Of 565 skaters having played in half of their team’s games, Beagle ranks 487th in Corsi-for percentage at 5-on-5 (44.8 percent). Not all of that has been accumulated skating with Alex Ovechkin, but neither is it indicative of a player who will drive possession. In his last six games, which corresponds to his current run of games centering Ovechkin at even strength, Beagle’s Corsi-for percentage at 5-on-5 is a cumulative 38.6 (source: extraskater.com). Ovechkin does not have an even-strength point in this arrangement; neither does Beagle, and the Caps are 2-1-3, having scored nine even strength goals in all. If there is a reason to continue this experiment, it is not readily apparent.
1. Do whatever
2. You need to do
3. To win
…really, at this point the rest is just noise.
In the end…

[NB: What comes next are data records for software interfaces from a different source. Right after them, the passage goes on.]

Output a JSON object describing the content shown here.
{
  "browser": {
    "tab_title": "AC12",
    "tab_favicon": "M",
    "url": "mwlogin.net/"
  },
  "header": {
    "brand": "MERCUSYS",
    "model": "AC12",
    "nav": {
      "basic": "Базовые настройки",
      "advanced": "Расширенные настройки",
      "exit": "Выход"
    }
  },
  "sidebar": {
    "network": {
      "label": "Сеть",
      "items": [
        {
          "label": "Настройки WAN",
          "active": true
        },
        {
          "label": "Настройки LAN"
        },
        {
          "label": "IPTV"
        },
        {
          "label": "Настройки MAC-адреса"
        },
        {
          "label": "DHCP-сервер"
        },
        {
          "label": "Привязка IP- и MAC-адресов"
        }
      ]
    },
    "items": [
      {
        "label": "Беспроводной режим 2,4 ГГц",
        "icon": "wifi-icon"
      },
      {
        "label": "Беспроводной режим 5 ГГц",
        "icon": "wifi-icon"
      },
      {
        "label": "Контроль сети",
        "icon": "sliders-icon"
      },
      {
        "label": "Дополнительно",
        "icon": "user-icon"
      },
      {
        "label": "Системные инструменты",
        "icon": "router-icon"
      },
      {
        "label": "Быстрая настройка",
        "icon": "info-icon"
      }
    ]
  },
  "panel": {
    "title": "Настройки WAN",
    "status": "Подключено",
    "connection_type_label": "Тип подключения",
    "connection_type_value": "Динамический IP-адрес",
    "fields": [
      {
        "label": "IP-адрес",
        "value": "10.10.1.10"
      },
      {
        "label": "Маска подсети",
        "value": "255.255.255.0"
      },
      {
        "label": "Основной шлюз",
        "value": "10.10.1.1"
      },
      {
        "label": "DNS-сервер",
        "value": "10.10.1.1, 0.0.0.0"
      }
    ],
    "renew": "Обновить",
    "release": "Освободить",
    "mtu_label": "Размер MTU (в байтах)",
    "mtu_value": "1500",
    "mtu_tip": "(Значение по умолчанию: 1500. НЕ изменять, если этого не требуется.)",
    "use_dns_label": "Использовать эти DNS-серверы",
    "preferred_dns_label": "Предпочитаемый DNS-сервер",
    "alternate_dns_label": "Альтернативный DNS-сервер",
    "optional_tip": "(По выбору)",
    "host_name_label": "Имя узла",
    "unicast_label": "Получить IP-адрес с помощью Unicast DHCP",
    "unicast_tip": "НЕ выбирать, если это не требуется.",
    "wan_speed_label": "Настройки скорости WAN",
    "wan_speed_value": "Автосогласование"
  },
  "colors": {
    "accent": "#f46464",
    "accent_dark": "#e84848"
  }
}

The Caps are now at the point in the season where you can see the games remaining in which they will be underdogs, perhaps significant underdogs – at St. Louis, against Chicago, even if those teams will have long clinched their seeds in the playoffs by the time the Caps play them. That makes a game like this one against Dallas a “must win” game, not a “must get at least one point” game. It hardly matters a lot if it comes in regulation, in overtime, in a shootout, or by forfeit for that matter. Fail to get two points in this game, and we can schedule the wake for this season.
Capitals 4 – Stars 3